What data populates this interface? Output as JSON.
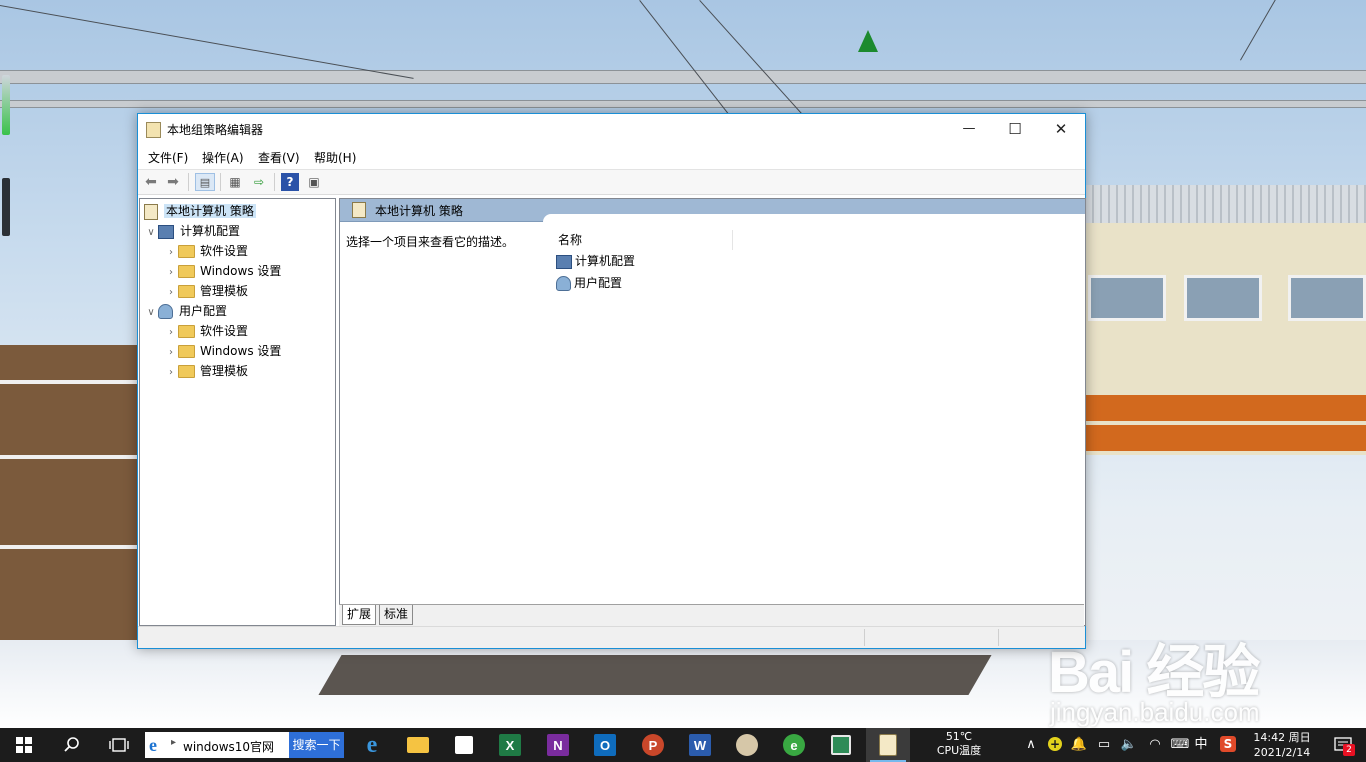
{
  "window": {
    "title": "本地组策略编辑器",
    "controls": {
      "minimize": "—",
      "maximize": "☐",
      "close": "✕"
    }
  },
  "menu": [
    "文件(F)",
    "操作(A)",
    "查看(V)",
    "帮助(H)"
  ],
  "toolbar": {
    "icons": [
      "back-arrow-icon",
      "forward-arrow-icon",
      "show-hide-tree-icon",
      "properties-icon",
      "export-list-icon",
      "help-icon",
      "show-action-pane-icon"
    ]
  },
  "tree": {
    "root": "本地计算机 策略",
    "computer_config": "计算机配置",
    "computer_children": [
      "软件设置",
      "Windows 设置",
      "管理模板"
    ],
    "user_config": "用户配置",
    "user_children": [
      "软件设置",
      "Windows 设置",
      "管理模板"
    ]
  },
  "details": {
    "header": "本地计算机 策略",
    "description": "选择一个项目来查看它的描述。",
    "column_name": "名称",
    "items": [
      "计算机配置",
      "用户配置"
    ]
  },
  "bottom_tabs": [
    "扩展",
    "标准"
  ],
  "taskbar": {
    "search_text": "windows10官网",
    "search_button": "搜索一下",
    "cpu_temp": "51℃",
    "cpu_label": "CPU温度",
    "ime": "中",
    "time": "14:42 周日",
    "date": "2021/2/14",
    "notification_count": "2"
  },
  "watermark": {
    "logo": "Bai  经验",
    "url": "jingyan.baidu.com"
  },
  "colors": {
    "accent": "#1a8fd6",
    "header_bar": "#9fb8d4",
    "selection": "#cce4f7",
    "taskbar": "#1c1c1c"
  }
}
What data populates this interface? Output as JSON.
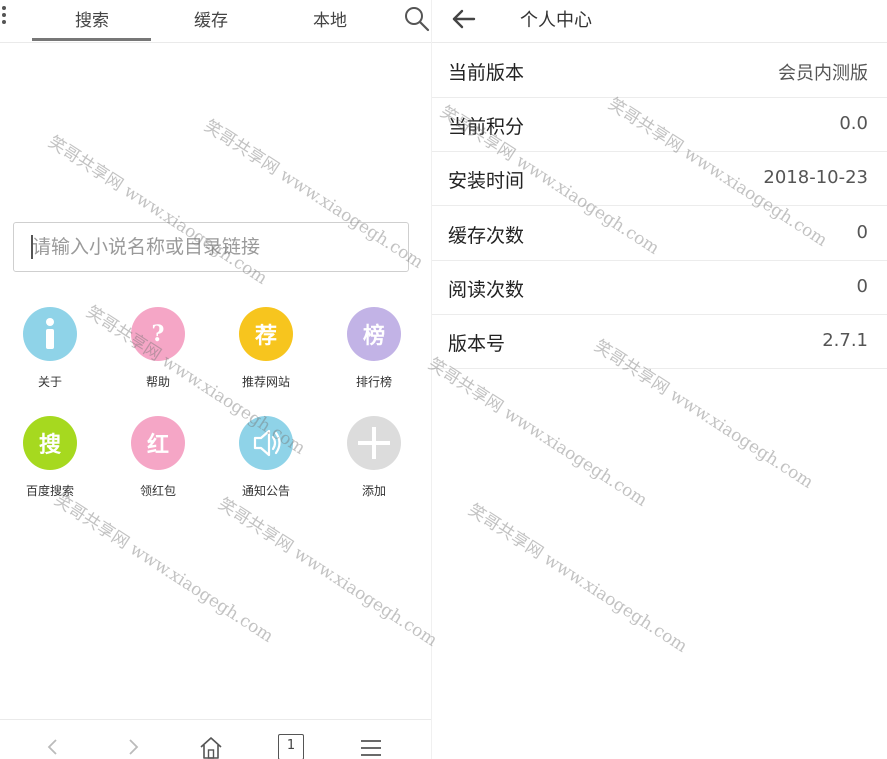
{
  "left": {
    "tabs": [
      {
        "label": "搜索",
        "active": true
      },
      {
        "label": "缓存",
        "active": false
      },
      {
        "label": "本地",
        "active": false
      }
    ],
    "search": {
      "placeholder": "请输入小说名称或目录链接",
      "value": ""
    },
    "grid": [
      {
        "glyph": "i",
        "label": "关于",
        "color": "#8fd3e8",
        "icon": "info-icon"
      },
      {
        "glyph": "?",
        "label": "帮助",
        "color": "#f5a6c6",
        "icon": "question-icon"
      },
      {
        "glyph": "荐",
        "label": "推荐网站",
        "color": "#f7c51e",
        "icon": "recommend-icon"
      },
      {
        "glyph": "榜",
        "label": "排行榜",
        "color": "#c2b3e6",
        "icon": "ranking-icon"
      },
      {
        "glyph": "搜",
        "label": "百度搜索",
        "color": "#a6d91f",
        "icon": "baidu-search-icon"
      },
      {
        "glyph": "红",
        "label": "领红包",
        "color": "#f5a6c6",
        "icon": "red-envelope-icon"
      },
      {
        "glyph": "",
        "label": "通知公告",
        "color": "#8fd3e8",
        "icon": "speaker-icon"
      },
      {
        "glyph": "",
        "label": "添加",
        "color": "#dcdcdc",
        "icon": "plus-icon"
      }
    ],
    "page_count": "1"
  },
  "right": {
    "title": "个人中心",
    "rows": [
      {
        "key": "当前版本",
        "value": "会员内测版"
      },
      {
        "key": "当前积分",
        "value": "0.0"
      },
      {
        "key": "安装时间",
        "value": "2018-10-23"
      },
      {
        "key": "缓存次数",
        "value": "0"
      },
      {
        "key": "阅读次数",
        "value": "0"
      },
      {
        "key": "版本号",
        "value": "2.7.1"
      }
    ]
  },
  "watermark": "笑哥共享网 www.xiaogegh.com"
}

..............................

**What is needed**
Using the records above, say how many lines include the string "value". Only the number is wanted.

**Written reply**
7